No. 132 March Term, 1979, Appeal from the Judgment of Sentence of the Court of Common Pleas, Criminal Division, of Perry County, No. 377 of 1977.
David J. Foster, Lemoyne, for appellant.
C. Joseph Rehkamp, District Attorney, New Bloomfield, for Commonwealth, appellee.
Cercone, President Judge, and Watkins and Montgomery, JJ. Watkins, J., files a dissenting opinion.
[ 287 Pa. Super. Page 123]
Appellant, Kevin Gouse, takes this appeal from the judgment of sentence in the Court of Common Pleas of Perry County. After a non-jury trial, Mr. Gouse was convicted of recklessly endangering another person under the Crimes Code, 18 Pa.C.S. § 2705 (1973). This section of the Crimes Code provides that:
A person commits a misdemeanor of the second degree if he recklessly engages in conduct which places or may place another person in danger of death or serious bodily injury.
After Mr. Gouse's post-trial motions were denied, he was sentenced to a term of imprisonment for three to twenty-three and one-half months.
In this appeal, appellant Gouse raises two issues for our consideration: (1) that the evidence was insufficient as a matter of law to establish that he placed or might have placed his alleged victims in danger of death or serious bodily injury; and, (2) that the sentence imposed by the lower court was excessive and, therefore, should be reconsidered and modified. We agree with appellant Gouse that the evidence was insufficient to support a conviction for recklessly endangering another person and we, therefore, do not reach the sentencing allegation.

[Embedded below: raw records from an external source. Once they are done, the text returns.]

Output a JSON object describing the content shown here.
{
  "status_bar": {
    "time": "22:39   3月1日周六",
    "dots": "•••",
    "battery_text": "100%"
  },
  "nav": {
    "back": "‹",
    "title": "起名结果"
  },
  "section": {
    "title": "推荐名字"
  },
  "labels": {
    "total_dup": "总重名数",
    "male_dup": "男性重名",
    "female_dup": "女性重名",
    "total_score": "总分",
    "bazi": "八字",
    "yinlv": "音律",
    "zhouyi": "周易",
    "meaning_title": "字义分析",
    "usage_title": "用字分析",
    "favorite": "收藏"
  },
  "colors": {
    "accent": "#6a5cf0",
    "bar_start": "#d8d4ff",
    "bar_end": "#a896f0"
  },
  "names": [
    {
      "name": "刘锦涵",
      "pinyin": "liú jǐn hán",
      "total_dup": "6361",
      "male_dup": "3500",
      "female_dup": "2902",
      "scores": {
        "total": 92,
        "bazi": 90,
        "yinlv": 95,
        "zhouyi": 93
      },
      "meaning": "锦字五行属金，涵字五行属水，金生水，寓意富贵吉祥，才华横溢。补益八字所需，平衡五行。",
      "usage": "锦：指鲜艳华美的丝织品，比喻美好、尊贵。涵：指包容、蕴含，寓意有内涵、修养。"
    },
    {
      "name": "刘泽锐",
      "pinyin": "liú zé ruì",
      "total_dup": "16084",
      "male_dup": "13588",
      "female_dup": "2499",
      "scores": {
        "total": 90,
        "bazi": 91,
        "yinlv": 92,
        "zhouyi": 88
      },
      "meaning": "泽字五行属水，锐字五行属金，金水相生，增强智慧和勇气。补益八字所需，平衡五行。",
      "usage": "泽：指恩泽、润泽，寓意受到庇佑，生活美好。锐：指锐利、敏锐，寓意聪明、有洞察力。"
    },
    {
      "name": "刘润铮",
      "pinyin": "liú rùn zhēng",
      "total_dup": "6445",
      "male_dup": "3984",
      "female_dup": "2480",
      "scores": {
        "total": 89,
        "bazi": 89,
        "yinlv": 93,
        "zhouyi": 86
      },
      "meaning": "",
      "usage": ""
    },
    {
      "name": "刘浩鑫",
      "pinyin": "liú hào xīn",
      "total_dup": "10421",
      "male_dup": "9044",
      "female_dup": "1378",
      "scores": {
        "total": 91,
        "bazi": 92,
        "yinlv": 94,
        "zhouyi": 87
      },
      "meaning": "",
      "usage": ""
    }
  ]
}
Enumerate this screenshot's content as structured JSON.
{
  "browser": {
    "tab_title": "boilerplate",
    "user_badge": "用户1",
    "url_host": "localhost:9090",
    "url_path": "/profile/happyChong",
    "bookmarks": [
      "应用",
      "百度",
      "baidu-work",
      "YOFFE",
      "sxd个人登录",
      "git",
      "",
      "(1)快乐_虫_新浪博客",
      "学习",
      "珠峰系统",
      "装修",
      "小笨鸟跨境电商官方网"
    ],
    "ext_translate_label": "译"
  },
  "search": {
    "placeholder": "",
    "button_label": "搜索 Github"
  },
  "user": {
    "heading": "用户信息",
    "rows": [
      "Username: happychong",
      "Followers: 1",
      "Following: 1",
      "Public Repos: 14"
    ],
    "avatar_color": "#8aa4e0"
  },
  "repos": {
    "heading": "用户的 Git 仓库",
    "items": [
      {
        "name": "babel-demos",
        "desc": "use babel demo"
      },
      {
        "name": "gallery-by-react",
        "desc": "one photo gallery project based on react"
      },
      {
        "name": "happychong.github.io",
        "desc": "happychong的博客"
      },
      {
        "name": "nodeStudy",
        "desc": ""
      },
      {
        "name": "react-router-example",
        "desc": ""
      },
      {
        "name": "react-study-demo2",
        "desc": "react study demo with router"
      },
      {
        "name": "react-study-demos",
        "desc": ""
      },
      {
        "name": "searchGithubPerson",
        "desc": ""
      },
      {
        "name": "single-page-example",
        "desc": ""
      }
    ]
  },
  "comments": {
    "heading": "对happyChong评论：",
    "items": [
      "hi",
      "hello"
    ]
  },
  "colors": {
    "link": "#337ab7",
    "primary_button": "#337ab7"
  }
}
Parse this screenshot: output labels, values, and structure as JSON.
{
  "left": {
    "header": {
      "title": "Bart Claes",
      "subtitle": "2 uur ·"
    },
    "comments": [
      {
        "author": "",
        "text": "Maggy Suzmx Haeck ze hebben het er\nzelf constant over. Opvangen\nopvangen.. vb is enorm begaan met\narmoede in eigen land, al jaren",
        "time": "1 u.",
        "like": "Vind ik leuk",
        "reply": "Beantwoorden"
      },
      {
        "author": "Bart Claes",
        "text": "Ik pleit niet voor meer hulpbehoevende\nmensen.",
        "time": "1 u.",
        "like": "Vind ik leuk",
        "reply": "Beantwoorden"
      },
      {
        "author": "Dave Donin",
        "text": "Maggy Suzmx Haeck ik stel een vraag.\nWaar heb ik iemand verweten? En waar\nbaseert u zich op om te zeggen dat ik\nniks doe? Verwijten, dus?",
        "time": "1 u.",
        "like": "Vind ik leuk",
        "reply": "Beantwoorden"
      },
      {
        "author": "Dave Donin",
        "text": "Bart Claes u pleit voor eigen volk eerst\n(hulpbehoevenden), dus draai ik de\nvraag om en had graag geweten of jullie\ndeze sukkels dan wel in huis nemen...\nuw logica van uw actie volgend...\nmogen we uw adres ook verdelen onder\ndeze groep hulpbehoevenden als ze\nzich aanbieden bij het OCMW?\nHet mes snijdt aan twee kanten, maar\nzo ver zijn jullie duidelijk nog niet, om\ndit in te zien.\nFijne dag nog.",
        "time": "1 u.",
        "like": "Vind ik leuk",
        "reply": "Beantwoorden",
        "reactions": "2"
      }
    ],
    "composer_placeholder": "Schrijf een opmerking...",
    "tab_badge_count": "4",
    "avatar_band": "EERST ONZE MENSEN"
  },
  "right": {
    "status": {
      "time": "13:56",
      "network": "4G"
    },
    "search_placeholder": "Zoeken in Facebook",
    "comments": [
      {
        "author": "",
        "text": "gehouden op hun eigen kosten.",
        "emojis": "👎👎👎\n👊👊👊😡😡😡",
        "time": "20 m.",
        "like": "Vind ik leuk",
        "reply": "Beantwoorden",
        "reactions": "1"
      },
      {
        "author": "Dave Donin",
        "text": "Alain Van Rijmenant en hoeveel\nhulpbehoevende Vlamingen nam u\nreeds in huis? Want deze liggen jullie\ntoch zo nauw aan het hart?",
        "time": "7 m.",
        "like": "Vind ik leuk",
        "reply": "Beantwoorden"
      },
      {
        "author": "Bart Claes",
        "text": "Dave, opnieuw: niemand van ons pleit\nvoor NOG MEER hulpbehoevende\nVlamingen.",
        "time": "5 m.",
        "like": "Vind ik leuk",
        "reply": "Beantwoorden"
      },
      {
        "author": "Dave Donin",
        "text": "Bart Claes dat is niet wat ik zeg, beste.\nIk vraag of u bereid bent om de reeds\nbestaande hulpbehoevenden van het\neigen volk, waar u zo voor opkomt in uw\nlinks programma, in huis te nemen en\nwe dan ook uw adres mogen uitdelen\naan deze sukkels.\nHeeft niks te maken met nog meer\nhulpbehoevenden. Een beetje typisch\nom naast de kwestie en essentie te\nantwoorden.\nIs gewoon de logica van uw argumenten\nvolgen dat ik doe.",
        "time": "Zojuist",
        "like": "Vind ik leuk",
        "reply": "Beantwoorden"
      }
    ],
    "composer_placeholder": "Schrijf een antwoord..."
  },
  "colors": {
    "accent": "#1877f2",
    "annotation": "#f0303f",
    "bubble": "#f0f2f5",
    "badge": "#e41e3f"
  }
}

This charge arose from an incident in Marysville, Perry County, Pennsylvania, on an evening in early November, 1977. At that time, two men, James Scholl and Michael Miller, were leaving a local pool hall when they were shouted to by appellant who was sitting in his vehicle across the street. The two men got into their car and pulled alongside of appellant's vehicle. An argument ensued during which appellant Gouse raised a shotgun and pointed it at the two men for less than one minute. At this point, a mutual friend of all parties concerned intervened and the shotgun was lowered.
[ 287 Pa. Super. Page 124]
At trial, the Commonwealth presented no evidence which would indicate that the shotgun pointed at the two men was loaded at the time. The defendant testified that the gun was not loaded and the friend who intervened in the incident also stated that he believed the gun was not loaded.
In construing the Crimes Code section on recklessly endangering, this court has recently determined that the common law assault requirement of actual present ability to inflict harm must be shown in order to support a conviction under the statute. Commonwealth v. Trowbridge, 261 Pa. Super. 109, 395 A.2d 1337 (1978). Thus, the mere apparent ability to inflict harm is not sufficient for a conviction under section 2705, and the pointing of an unloaded weapon, without more, does not constitute recklessly endangering. Id. See also Commonwealth v. Baker, 287 Pa. Super. 39, 429 A.2d 709. In Trowbridge, however, we specifically retained the rule in Commonwealth v. Painter, 32 Somerset 115 (1976) which held that the pointing of an unloaded gun at a passenger filled car traveling fifty miles an hour created a great risk that the driver would lose control of the vehicle in a panic reaction to the defendant's actions. Commonwealth v. Trowbridge, 261 Pa. Super. at 116 n.14, 395 A.2d at 1341 n.14. The danger created in that case was a reasonably foreseeable reaction to the actor's conduct of pointing a ...